The paper with the Usenix research describes the two methods used for scanning IPv4 addresses to detect potentially vulnerable middleboxes:
- SYN packet with numeric sequence s, followed by PSH+ACK with numeric sequence s+1 containing an HTTP GET payload request for a forbidden resource (a URL that the middlebox is configured to block).
- SYN packet with a payload HTTP GET request for a forbidden resource.
Using these scanning methods, an analysis carried out by Shadowserver reported a figure of 18.8 million IPv4 addresses vulnerable to TCP DrDoS attacks in middleboxes. Divided by country, China, Iran and Indonesia occupy the top three spots respectively.
INCIBE-CERT is evaluating the information related to middlebox device IPs in Spain which could be used to carry out DDoS attacks using this new amplification technique.
Recommendations and solutions
Recommendations to mitigate the effects of this type of DrDoS attack, which could affect users/organisations that have a poorly configured or abused middlebox are:
- Limit the size of blocking responses made by middleboxes and choose to return a simple RST for forbidden TCP connections in order to reduce the amplification of attacks.
- Encourage bidirectional middleboxes, which allow traffic from both the client and the server to be seen and are capable of inferring modifications in the packets, which could be used in spoofing techniques to change the origin of the communications.
- Configure middleboxes to only respond to and receive traffic from the region in which they are configured.
- Disable HTTP traffic responses, as this is an obsolete protocol detrimental to HTTPS.

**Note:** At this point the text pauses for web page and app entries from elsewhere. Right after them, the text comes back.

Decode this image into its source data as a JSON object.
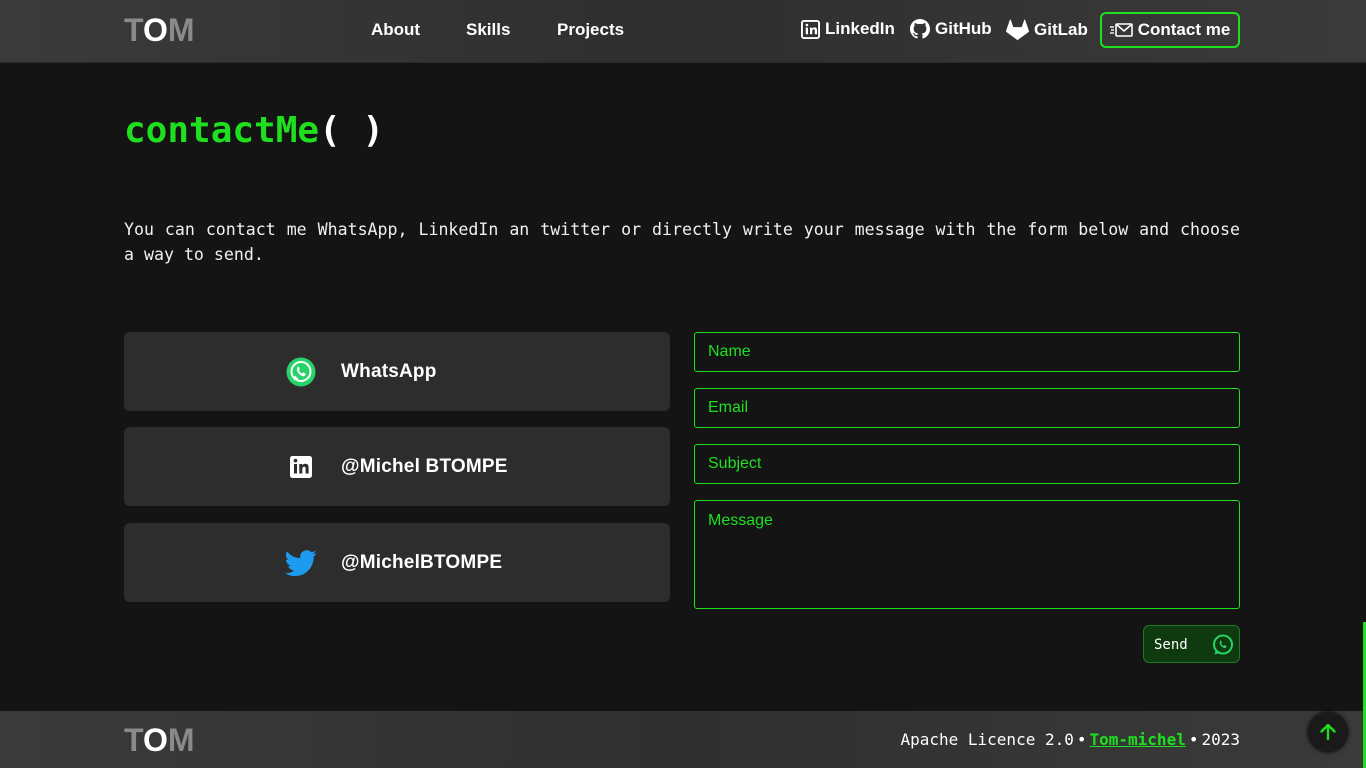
{
  "header": {
    "logo": {
      "t": "T",
      "o": "O",
      "m": "M"
    },
    "nav": [
      {
        "label": "About"
      },
      {
        "label": "Skills"
      },
      {
        "label": "Projects"
      }
    ],
    "social": [
      {
        "label": "LinkedIn",
        "icon": "linkedin-icon"
      },
      {
        "label": "GitHub",
        "icon": "github-icon"
      },
      {
        "label": "GitLab",
        "icon": "gitlab-icon"
      }
    ],
    "contact_button": {
      "label": "Contact me",
      "icon": "mail-icon"
    }
  },
  "main": {
    "title": {
      "fn": "contactMe",
      "parens": "( )"
    },
    "intro": "You can contact me WhatsApp, LinkedIn an twitter or directly write your message with the form below and choose a way to send.",
    "cards": [
      {
        "label": "WhatsApp",
        "icon": "whatsapp-icon"
      },
      {
        "label": "@Michel BTOMPE",
        "icon": "linkedin-icon"
      },
      {
        "label": "@MichelBTOMPE",
        "icon": "twitter-icon"
      }
    ],
    "form": {
      "name_placeholder": "Name",
      "email_placeholder": "Email",
      "subject_placeholder": "Subject",
      "message_placeholder": "Message",
      "send_label": "Send"
    }
  },
  "footer": {
    "logo": {
      "t": "T",
      "o": "O",
      "m": "M"
    },
    "licence": "Apache Licence 2.0",
    "sep": "•",
    "link": "Tom-michel",
    "year": "2023"
  },
  "colors": {
    "accent": "#1fe01f",
    "background": "#141414",
    "card": "#2d2d2d",
    "whatsapp": "#25d366",
    "twitter": "#1d9bf0"
  }
}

- In the case of firewalls, access control lists (ACLs) could also be used to block known bad patterns, e.g. a rule like the one below, to discard any SYN packet coming from port 80 with a packet length greater than 100: deny tcp any eq 80 host x.x.x.x.x match-all +syn -ack packet-length gt 100.
- The basis of this attack on middleboxes lies in a lack of control over the state of TCP communication. SYN packets are used in this communication when establishing the three-way handshake and only in the first one sent by each party. They are not used for actual data transfer, so any packet with the SYN flag enabled and exceeding a certain size could effectively be detected and blocked.
- Anti-spoofing systems or modules aimed at detecting packets out of order.
Since middleboxes spoof the IP address of the traffic they generate, this means that the attacker could make the source IP address of the reflected traffic to be any IP address behind the middlebox.
To solve this problem in general, it would be desirable for all manufacturers to upgrade their middleboxes and for all organisations that have deployed such a machine to also upgrade their infrastructure. As such, it is recommended to wait for the relevant security updates for devices.